    The Silence of the Lamps

    Bengaluru, India is a challenging city to navigate. It’s common to dodge potholes, pedestrian traffic, make-shift dividers, and blissfully unaware cows. To make things more complicated, many busy streets are either dim-lit or completely dark.

    Anindita, a map enthusiast based in Bengaluru, took this challenge head-on, first mapping over 650 streetlights in her locality using OpenStreetMap and then using Mapbox Studio to visualise and analyse the data — she found that only 22% of streetlights were functioning on a highly-trafficked corridor.

    Rasagy and I caught up with Anindita to learn more about her urban mapping project, The Silence of the Lamps:

    Percentage of functional streetlights — Orange for “functional” and Grey for “defunct” streetlights
    What inspired you to begin mapping street lamps in your city?

    For four years I have been living in Bengaluru, and I think one of the city’s biggest challenges is the state of its infrastructure; many people find it difficult to live here. I drive to work, and pot holes are a constant obstacle. There have been instances where people have tried reporting them but little has been done. These futile, non-working street lights exacerbate the problem — people fear driving at night. These things annoy me, and I wanted to do something about it.

    Why did you choose OpenStreetMap, and what are the tools you used?

    A volunteer initially suggested using Google Maps to add points and then export to CSV, but one of the drawbacks was that the data cannot be published and shared like you can with OpenStreetMap. It’s important for this data to be public for everyone to have access to it. For me, the project isn’t about my individual data, it’s about the city and the future it promises.
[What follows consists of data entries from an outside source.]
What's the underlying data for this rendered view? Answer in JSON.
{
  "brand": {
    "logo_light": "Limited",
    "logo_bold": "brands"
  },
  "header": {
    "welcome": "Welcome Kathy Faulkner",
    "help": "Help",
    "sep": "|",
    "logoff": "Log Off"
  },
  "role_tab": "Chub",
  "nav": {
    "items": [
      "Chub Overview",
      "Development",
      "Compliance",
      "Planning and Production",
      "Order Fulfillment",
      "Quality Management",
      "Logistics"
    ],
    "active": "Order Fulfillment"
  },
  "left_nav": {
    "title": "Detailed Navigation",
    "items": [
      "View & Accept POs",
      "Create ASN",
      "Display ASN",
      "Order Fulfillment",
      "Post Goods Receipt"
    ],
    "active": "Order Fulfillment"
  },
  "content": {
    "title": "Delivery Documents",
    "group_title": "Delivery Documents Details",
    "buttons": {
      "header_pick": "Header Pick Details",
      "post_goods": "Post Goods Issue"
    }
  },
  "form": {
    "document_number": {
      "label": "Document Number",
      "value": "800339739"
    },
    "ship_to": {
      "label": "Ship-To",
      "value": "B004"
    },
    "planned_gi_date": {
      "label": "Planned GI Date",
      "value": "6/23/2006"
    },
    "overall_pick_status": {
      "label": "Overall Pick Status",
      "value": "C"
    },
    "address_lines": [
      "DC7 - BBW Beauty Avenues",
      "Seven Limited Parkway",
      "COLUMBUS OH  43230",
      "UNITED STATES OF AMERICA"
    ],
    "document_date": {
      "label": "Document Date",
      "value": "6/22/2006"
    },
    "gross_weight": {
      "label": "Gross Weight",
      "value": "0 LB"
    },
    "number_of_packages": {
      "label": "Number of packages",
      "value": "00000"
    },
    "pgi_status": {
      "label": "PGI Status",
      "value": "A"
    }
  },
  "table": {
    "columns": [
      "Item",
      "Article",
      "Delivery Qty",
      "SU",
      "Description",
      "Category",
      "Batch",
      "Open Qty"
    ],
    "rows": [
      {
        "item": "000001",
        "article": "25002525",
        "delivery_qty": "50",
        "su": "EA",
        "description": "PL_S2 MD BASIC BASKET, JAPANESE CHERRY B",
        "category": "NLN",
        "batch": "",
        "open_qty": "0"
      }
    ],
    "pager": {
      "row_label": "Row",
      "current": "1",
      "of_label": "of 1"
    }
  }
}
    Luckily I found a nice iOS app — GO MAP!! — that makes it easy to collect and add OpenStreetMap data. There are Android applications for this as well. I extracted the data from OSM using Overpass, and then uploaded it as a tileset into Mapbox Studio where I designed the map.

    When did you first hear about Studio?
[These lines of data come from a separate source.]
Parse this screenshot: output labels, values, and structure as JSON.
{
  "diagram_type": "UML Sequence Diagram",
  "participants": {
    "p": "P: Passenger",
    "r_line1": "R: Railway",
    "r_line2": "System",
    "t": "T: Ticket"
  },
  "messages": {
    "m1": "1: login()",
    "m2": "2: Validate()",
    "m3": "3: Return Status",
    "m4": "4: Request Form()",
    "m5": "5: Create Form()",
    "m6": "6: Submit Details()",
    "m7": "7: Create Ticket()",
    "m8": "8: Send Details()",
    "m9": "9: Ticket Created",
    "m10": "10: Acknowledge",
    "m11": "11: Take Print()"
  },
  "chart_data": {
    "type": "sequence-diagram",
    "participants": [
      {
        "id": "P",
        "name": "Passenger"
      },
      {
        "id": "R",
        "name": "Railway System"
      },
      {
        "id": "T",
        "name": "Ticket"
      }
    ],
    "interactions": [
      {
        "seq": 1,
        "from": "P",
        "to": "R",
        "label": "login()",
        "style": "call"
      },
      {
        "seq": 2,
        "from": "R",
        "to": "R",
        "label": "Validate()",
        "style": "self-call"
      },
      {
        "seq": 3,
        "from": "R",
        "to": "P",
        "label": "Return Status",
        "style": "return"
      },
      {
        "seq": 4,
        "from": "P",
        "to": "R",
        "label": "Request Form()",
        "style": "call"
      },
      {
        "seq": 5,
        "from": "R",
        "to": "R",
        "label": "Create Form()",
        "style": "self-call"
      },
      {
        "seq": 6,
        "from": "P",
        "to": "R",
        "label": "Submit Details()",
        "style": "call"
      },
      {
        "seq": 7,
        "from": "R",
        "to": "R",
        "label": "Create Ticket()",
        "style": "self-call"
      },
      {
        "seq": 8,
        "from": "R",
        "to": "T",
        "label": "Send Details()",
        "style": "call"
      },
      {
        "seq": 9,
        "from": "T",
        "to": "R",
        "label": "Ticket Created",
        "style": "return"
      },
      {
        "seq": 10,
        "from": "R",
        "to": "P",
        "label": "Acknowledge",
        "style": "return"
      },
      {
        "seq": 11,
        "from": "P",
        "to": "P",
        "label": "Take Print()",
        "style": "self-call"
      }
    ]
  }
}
    Last year, I tried designing some maps using Google, and I found the process of doing anything custom extremely arduous, close to impossible. I happened to attend a Mapbox Studio session at a National Institute of Design event, and it all made sense. I realised that I could use OpenStreetMap data and then visualise and style that data in Studio. For the next few weeks, I mapped as much as I could. Mapbox made this really easy.

    Screenshot of creating and styling the map in Studio using our Dark map style
    While working on the map, what were your favourite features and tools?
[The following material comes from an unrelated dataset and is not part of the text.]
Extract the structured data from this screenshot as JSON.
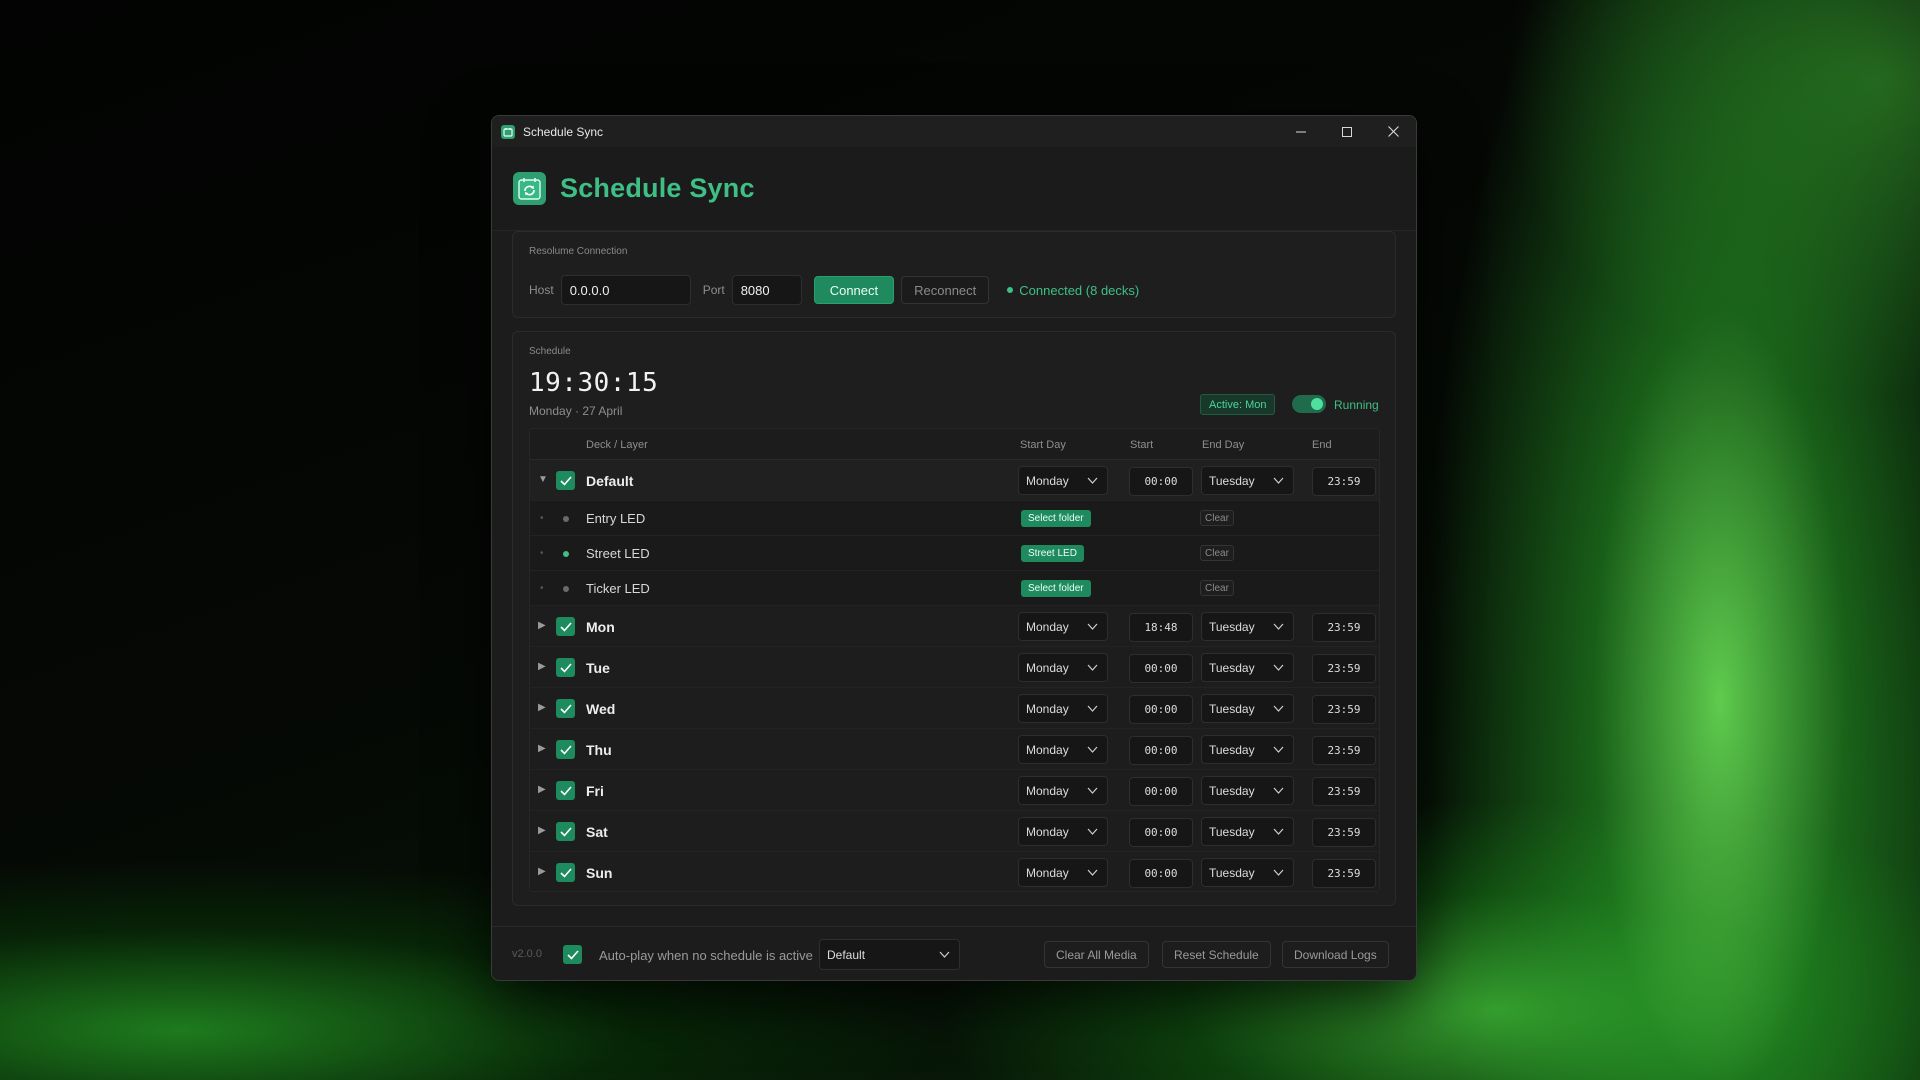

    My favourite tool was definitely CARTOGRAM! Just pick an image and instantly create a beautiful map based on the colors of the image, it can’t get any simpler! Something I still want to experiment with are the professionally-designed map styles in Studio; it’s a great way to get started with a project. I was honestly amazed with Studio.

    What did you hope people would learn from the map?

    This was my first time attempting to create a map like this. One of the best things that happened was that people understood how an individual can do this. You don’t need a team of engineers or a business to create a map and have an impact. You can add street light data to OSM as you’re walking to a pub. Kids and teenagers with smart phones can contribute. I’m not an engineer, and this map was able to get people talking about a serious problem in our city. I wanted to set an example.

    Using the Mapbox GL JS API, Anindita created an interactive story map from the data